▶ [WORK INSTRUCTIONS] Could you find every line in the entries below that holds the word "chứng" and copy it?

▶ [STUDY MATERIAL]

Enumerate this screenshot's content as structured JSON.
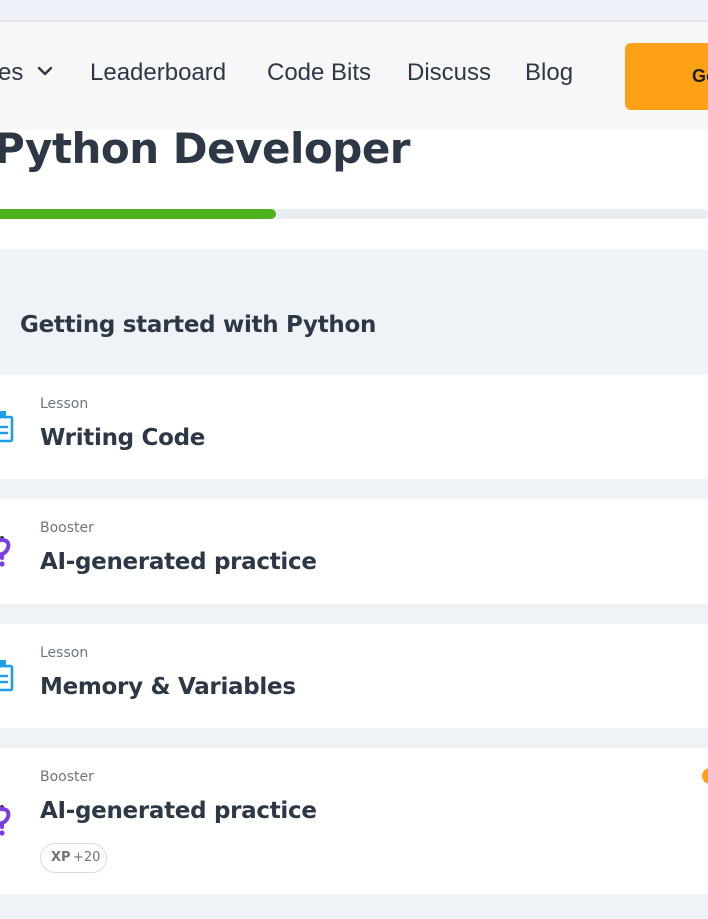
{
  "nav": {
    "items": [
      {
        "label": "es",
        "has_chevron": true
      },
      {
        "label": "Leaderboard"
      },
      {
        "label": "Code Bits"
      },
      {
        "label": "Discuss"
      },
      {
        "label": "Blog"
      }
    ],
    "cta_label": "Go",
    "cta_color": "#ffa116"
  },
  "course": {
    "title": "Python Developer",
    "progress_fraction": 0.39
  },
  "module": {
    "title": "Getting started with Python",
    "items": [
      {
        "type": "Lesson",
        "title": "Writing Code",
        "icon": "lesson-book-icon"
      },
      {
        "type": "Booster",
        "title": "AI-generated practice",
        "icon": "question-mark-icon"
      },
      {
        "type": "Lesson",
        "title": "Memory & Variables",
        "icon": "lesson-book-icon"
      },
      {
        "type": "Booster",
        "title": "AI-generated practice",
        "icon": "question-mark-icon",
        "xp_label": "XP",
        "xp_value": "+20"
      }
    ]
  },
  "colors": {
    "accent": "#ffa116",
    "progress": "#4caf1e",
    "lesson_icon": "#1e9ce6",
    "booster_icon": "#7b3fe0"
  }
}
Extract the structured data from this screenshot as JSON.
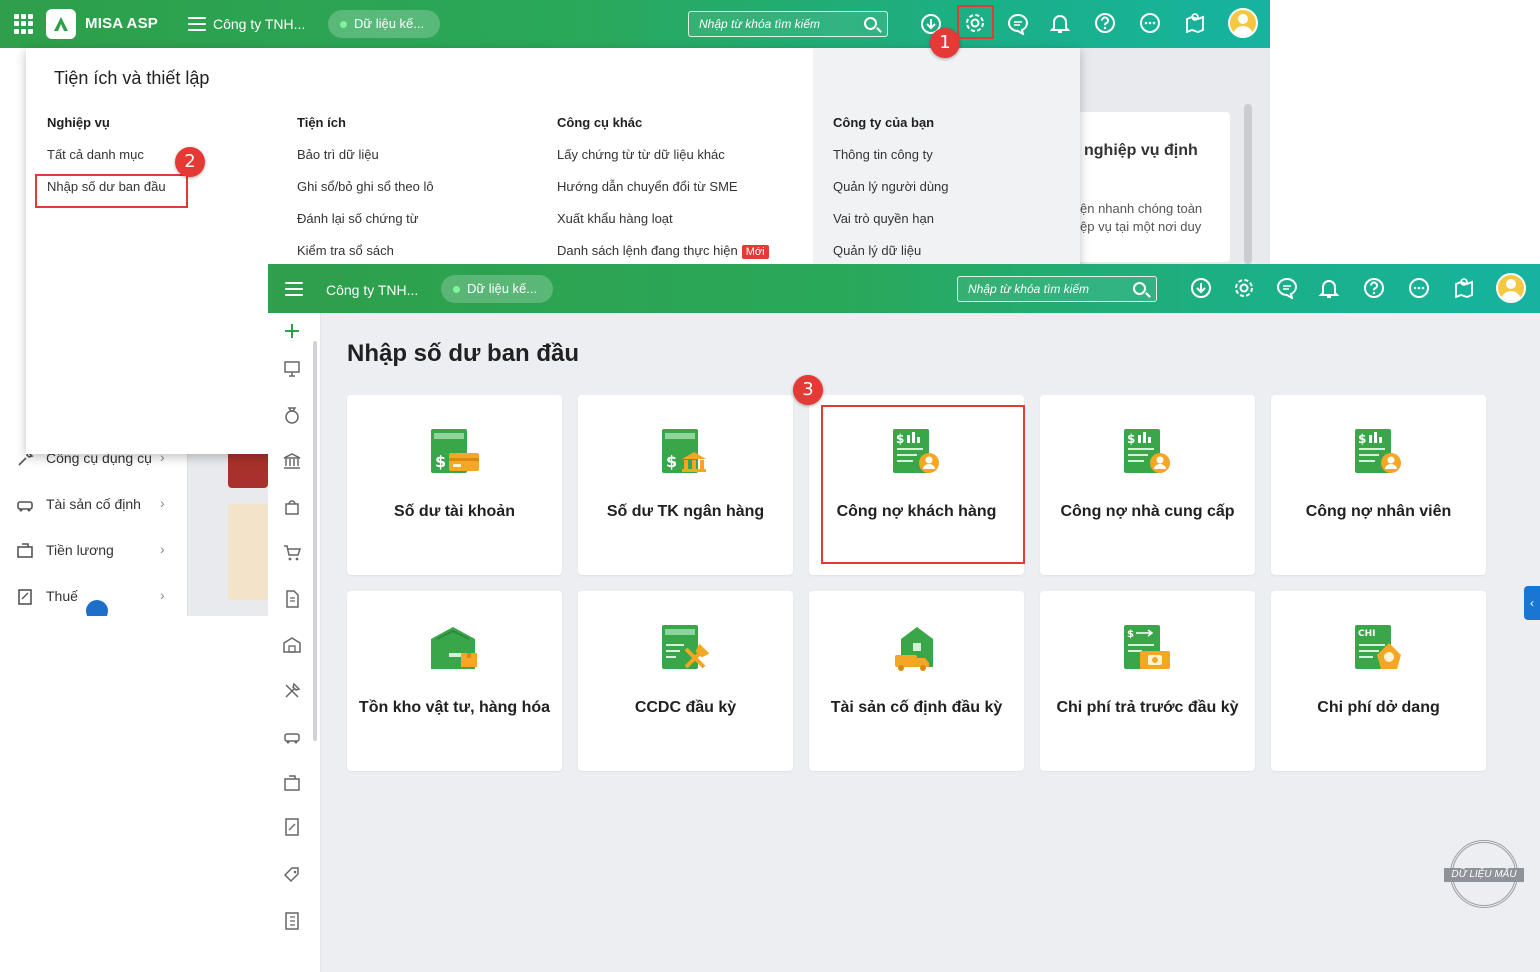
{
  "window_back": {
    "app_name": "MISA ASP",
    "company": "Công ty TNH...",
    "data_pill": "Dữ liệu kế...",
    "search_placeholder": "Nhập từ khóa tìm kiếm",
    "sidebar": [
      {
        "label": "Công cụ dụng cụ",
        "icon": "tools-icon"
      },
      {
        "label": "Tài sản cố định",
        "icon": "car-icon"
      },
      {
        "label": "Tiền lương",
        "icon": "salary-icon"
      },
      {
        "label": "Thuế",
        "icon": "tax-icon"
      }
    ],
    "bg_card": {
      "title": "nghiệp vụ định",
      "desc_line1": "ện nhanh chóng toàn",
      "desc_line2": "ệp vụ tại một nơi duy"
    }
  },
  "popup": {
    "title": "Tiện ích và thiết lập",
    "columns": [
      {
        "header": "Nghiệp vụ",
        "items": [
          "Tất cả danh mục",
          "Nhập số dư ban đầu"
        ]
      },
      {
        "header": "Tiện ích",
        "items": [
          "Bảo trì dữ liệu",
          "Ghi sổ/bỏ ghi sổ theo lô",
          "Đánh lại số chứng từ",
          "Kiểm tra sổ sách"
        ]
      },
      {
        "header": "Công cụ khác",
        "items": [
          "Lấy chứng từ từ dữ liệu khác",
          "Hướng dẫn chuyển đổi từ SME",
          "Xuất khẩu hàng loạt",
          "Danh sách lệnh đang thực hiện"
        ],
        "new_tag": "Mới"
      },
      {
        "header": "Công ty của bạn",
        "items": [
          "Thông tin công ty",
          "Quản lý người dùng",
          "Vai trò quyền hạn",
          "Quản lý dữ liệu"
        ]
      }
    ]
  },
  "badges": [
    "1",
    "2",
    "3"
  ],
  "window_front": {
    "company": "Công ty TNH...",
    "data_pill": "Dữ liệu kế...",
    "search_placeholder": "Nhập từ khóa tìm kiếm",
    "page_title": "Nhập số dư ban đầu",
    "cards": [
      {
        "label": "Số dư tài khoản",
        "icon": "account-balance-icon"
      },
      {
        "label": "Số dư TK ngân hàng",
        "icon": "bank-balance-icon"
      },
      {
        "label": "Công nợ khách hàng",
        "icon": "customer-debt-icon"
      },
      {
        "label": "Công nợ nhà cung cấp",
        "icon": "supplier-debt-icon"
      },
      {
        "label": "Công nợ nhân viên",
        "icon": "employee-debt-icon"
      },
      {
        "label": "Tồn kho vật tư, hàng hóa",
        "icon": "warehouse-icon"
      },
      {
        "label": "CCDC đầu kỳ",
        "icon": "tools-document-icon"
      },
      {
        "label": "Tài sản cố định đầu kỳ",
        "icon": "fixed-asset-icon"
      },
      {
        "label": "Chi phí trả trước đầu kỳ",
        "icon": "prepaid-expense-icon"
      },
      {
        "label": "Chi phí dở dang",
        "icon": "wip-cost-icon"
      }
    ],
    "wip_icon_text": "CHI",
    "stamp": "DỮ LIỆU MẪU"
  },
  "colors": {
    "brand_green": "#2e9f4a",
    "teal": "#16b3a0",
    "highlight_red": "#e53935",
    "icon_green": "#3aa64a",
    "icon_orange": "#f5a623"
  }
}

▶ [WRITTEN ANSWER]
          "Đánh lại số chứng từ",
          "Lấy chứng từ từ dữ liệu khác",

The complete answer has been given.